● Exercise brief
The records must be repeated exactly and in their entirety.
--
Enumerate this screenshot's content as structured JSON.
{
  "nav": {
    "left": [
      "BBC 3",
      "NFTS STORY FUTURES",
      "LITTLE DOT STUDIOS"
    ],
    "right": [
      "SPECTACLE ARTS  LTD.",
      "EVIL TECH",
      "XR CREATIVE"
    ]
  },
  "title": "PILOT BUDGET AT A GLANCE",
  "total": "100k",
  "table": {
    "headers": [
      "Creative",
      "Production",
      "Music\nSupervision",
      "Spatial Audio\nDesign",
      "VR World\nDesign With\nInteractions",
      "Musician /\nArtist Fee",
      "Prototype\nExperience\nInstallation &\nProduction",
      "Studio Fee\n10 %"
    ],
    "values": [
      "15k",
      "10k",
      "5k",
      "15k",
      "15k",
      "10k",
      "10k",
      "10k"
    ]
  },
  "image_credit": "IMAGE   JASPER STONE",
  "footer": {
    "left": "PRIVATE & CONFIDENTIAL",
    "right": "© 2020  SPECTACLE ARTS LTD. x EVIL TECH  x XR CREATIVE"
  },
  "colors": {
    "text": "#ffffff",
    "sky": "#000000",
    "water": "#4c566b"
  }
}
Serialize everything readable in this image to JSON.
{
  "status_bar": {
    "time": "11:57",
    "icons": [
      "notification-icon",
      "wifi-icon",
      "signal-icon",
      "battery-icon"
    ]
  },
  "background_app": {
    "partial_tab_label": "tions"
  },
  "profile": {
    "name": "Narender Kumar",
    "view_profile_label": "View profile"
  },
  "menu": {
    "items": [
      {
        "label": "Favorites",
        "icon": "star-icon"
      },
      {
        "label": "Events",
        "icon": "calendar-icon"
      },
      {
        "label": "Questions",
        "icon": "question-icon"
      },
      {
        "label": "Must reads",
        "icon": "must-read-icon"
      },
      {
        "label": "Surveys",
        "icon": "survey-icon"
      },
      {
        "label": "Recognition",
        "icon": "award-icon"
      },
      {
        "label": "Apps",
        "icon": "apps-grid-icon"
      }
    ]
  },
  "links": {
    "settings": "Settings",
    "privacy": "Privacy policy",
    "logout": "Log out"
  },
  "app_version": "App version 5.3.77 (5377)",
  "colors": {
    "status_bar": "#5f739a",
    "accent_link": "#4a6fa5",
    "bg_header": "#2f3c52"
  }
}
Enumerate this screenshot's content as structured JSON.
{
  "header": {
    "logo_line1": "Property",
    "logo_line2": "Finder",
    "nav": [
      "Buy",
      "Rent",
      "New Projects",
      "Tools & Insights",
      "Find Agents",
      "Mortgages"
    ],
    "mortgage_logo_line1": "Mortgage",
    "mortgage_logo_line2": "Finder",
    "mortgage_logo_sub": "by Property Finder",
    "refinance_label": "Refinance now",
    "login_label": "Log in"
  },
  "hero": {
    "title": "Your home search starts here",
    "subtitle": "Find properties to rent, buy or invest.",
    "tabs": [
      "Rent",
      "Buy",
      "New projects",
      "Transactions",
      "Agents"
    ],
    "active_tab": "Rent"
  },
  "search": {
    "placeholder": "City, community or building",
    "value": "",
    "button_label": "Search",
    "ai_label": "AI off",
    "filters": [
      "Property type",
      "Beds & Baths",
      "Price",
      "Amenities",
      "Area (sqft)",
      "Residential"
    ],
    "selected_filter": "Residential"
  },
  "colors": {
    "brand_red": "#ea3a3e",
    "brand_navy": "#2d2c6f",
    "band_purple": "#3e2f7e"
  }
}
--
● Solution to this problem
Enumerate this screenshot's content as structured JSON.
{
  "nav": {
    "left": [
      "BBC 3",
      "NFTS STORY FUTURES",
      "LITTLE DOT STUDIOS"
    ],
    "right": [
      "SPECTACLE ARTS  LTD.",
      "EVIL TECH",
      "XR CREATIVE"
    ]
  },
  "title": "PILOT BUDGET AT A GLANCE",
  "total": "100k",
  "table": {
    "headers": [
      "Creative",
      "Production",
      "Music\nSupervision",
      "Spatial Audio\nDesign",
      "VR World\nDesign With\nInteractions",
      "Musician /\nArtist Fee",
      "Prototype\nExperience\nInstallation &\nProduction",
      "Studio Fee\n10 %"
    ],
    "values": [
      "15k",
      "10k",
      "5k",
      "15k",
      "15k",
      "10k",
      "10k",
      "10k"
    ]
  },
  "image_credit": "IMAGE   JASPER STONE",
  "footer": {
    "left": "PRIVATE & CONFIDENTIAL",
    "right": "© 2020  SPECTACLE ARTS LTD. x EVIL TECH  x XR CREATIVE"
  },
  "colors": {
    "text": "#ffffff",
    "sky": "#000000",
    "water": "#4c566b"
  }
}
Serialize everything readable in this image to JSON.
{
  "status_bar": {
    "time": "11:57",
    "icons": [
      "notification-icon",
      "wifi-icon",
      "signal-icon",
      "battery-icon"
    ]
  },
  "background_app": {
    "partial_tab_label": "tions"
  },
  "profile": {
    "name": "Narender Kumar",
    "view_profile_label": "View profile"
  },
  "menu": {
    "items": [
      {
        "label": "Favorites",
        "icon": "star-icon"
      },
      {
        "label": "Events",
        "icon": "calendar-icon"
      },
      {
        "label": "Questions",
        "icon": "question-icon"
      },
      {
        "label": "Must reads",
        "icon": "must-read-icon"
      },
      {
        "label": "Surveys",
        "icon": "survey-icon"
      },
      {
        "label": "Recognition",
        "icon": "award-icon"
      },
      {
        "label": "Apps",
        "icon": "apps-grid-icon"
      }
    ]
  },
  "links": {
    "settings": "Settings",
    "privacy": "Privacy policy",
    "logout": "Log out"
  },
  "app_version": "App version 5.3.77 (5377)",
  "colors": {
    "status_bar": "#5f739a",
    "accent_link": "#4a6fa5",
    "bg_header": "#2f3c52"
  }
}
Enumerate this screenshot's content as structured JSON.
{
  "header": {
    "logo_line1": "Property",
    "logo_line2": "Finder",
    "nav": [
      "Buy",
      "Rent",
      "New Projects",
      "Tools & Insights",
      "Find Agents",
      "Mortgages"
    ],
    "mortgage_logo_line1": "Mortgage",
    "mortgage_logo_line2": "Finder",
    "mortgage_logo_sub": "by Property Finder",
    "refinance_label": "Refinance now",
    "login_label": "Log in"
  },
  "hero": {
    "title": "Your home search starts here",
    "subtitle": "Find properties to rent, buy or invest.",
    "tabs": [
      "Rent",
      "Buy",
      "New projects",
      "Transactions",
      "Agents"
    ],
    "active_tab": "Rent"
  },
  "search": {
    "placeholder": "City, community or building",
    "value": "",
    "button_label": "Search",
    "ai_label": "AI off",
    "filters": [
      "Property type",
      "Beds & Baths",
      "Price",
      "Amenities",
      "Area (sqft)",
      "Residential"
    ],
    "selected_filter": "Residential"
  },
  "colors": {
    "brand_red": "#ea3a3e",
    "brand_navy": "#2d2c6f",
    "band_purple": "#3e2f7e"
  }
}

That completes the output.